### DESCRIPTION OF THE TASK
All of the data that follows needs to be printed again, exactly as it reads.

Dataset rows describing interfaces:
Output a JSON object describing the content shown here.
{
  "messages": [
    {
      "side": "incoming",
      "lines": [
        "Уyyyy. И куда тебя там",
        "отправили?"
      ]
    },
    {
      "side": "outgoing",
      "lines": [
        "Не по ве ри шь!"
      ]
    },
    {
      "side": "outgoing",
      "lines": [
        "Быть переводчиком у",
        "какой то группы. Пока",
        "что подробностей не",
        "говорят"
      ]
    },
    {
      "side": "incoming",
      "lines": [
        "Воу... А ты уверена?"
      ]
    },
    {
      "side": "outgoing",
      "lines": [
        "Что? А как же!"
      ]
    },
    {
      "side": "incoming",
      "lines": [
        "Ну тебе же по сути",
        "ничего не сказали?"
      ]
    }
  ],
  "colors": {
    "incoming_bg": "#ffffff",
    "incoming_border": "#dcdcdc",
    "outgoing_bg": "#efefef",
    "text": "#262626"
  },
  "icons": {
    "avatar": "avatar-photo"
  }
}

### ANSWER FOR THE TASK
Output a JSON object describing the content shown here.
{
  "messages": [
    {
      "side": "incoming",
      "lines": [
        "Уyyyy. И куда тебя там",
        "отправили?"
      ]
    },
    {
      "side": "outgoing",
      "lines": [
        "Не по ве ри шь!"
      ]
    },
    {
      "side": "outgoing",
      "lines": [
        "Быть переводчиком у",
        "какой то группы. Пока",
        "что подробностей не",
        "говорят"
      ]
    },
    {
      "side": "incoming",
      "lines": [
        "Воу... А ты уверена?"
      ]
    },
    {
      "side": "outgoing",
      "lines": [
        "Что? А как же!"
      ]
    },
    {
      "side": "incoming",
      "lines": [
        "Ну тебе же по сути",
        "ничего не сказали?"
      ]
    }
  ],
  "colors": {
    "incoming_bg": "#ffffff",
    "incoming_border": "#dcdcdc",
    "outgoing_bg": "#efefef",
    "text": "#262626"
  },
  "icons": {
    "avatar": "avatar-photo"
  }
}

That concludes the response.